• click for details

“Goodbye to All That” by Joan Didion

This essay appears in the Didion collection Slouching Towards Bethlehem, but I actually accessed it online, and you can too: here.

From the Essays of E.B. White, particularly “Here Is New York” and “Good-bye to Forty-eighth Street,” and a little bit from “On a Florida Key,” I got swept over to this essay, because I wanted to figure out how they did place so particularly. That is, the particularity of a place, but the fact too that it’s so personal, that even the one Florida Key in the one year when White was there is not the same for anyone else as it was for him. I annotated this essay for the place-details Didion uses, and her zooming in and out.

“Goodbye to All That” is about a time in Didion’s life when she had a relationship with a place. She moved to New York City in the mid-1950s, and away again in the mid-1960s; she writes here of New York “beginning” and “ending” for her. The story of the essay is of the way the specialness of the place ended for her, what she could see from one end of the experience that she couldn’t see from the other. It is a fine blend of particular details and of generalities, or philosophical statements, such as: “one of the mixed blessings of being twenty and twenty-one and even twenty-three is the conviction that nothing like this, all evidence to the contrary notwithstanding, has ever happened to anyone before.” Or, that New York is “a city for only the very young.” There is a definite “Paris is a moveable feast” tone: elegiac, loving of a particular experience indelibly aligned with time and place.

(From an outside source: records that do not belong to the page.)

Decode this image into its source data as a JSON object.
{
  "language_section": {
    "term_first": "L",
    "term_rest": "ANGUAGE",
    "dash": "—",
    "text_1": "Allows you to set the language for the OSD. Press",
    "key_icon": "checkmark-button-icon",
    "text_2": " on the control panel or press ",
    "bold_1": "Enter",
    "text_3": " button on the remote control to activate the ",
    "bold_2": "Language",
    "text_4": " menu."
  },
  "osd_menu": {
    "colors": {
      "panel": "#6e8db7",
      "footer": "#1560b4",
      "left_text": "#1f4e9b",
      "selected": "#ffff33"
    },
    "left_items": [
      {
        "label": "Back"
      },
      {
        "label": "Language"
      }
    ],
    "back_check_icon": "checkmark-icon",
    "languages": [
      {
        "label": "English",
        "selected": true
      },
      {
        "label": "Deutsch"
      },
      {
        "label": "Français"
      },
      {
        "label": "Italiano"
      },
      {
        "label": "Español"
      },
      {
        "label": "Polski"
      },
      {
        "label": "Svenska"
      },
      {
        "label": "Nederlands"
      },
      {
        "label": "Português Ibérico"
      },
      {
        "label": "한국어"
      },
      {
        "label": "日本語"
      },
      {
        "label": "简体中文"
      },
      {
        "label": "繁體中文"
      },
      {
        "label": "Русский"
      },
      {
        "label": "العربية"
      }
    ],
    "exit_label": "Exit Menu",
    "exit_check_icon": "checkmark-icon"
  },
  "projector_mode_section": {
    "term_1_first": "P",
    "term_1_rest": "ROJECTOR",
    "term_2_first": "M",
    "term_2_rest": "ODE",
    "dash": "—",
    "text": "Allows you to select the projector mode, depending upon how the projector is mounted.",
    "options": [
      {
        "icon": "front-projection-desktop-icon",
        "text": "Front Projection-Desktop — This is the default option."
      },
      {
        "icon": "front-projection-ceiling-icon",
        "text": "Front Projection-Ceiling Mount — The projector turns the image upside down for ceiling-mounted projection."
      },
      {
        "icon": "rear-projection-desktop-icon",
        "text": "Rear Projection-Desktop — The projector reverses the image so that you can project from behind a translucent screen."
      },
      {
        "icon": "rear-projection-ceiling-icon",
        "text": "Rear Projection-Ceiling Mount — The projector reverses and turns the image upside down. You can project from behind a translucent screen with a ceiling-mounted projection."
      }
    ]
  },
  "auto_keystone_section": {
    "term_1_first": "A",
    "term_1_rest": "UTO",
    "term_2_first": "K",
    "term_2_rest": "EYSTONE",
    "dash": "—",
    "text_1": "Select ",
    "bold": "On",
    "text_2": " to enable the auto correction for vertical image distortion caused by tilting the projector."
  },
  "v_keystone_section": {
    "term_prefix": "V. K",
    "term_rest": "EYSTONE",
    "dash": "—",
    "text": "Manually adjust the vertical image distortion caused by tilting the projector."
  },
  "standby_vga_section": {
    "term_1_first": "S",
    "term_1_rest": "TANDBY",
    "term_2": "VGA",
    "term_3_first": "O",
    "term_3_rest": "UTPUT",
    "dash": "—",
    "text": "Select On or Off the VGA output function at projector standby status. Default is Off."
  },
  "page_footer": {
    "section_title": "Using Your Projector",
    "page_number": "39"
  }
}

In just over ten pages, Didion memorializes the New York City she loved upon arrival. It is a lovely study of this place, peppered with anecdotes and scenes–parties, snips of dialog–as well as those generalized philosophies; and it retains a feeling of pulled-back nostalgia and reflection. Didion’s choice of details creates that place that is so particular and personal. “When I first saw New York I was twenty, and it was summertime, and I got off a DC-7 at the old Idlewild temporary terminal in a new dress which had seemed very smart in Sacramento but seemed less smart already… and the warm air smelled of mildew…” The hotel room in the second paragraph super-cooled to thirty-five degrees, and the young Didion’s fear to call for help “because I did not know how much to tip whoever might come–was anyone ever so young?” (A lovely aside, addressing the reader there, and again maintaining a reflective distance in time.) The bridge viewed from the window. These details continue to make the place of this essay a specific place–the Triborough bridge, all the street names and addresses named as “the Nineties” and “the Eighties”–but they also give it sensory specificity: “I could smell lilac and garbage and expensive perfume.”

I can’t wait to read more Didion. Up next is The White Album.


Rating: 9 new cabinets.

Leave a Reply

Fill in your details below or click an icon to log in:

WordPress.com Logo

You are commenting using your WordPress.com account. Log Out / Change )

Twitter picture

You are commenting using your Twitter account. Log Out / Change )

Facebook photo

You are commenting using your Facebook account. Log Out / Change )

Google+ photo

You are commenting using your Google+ account. Log Out / Change )

Connecting to %s

%d bloggers like this: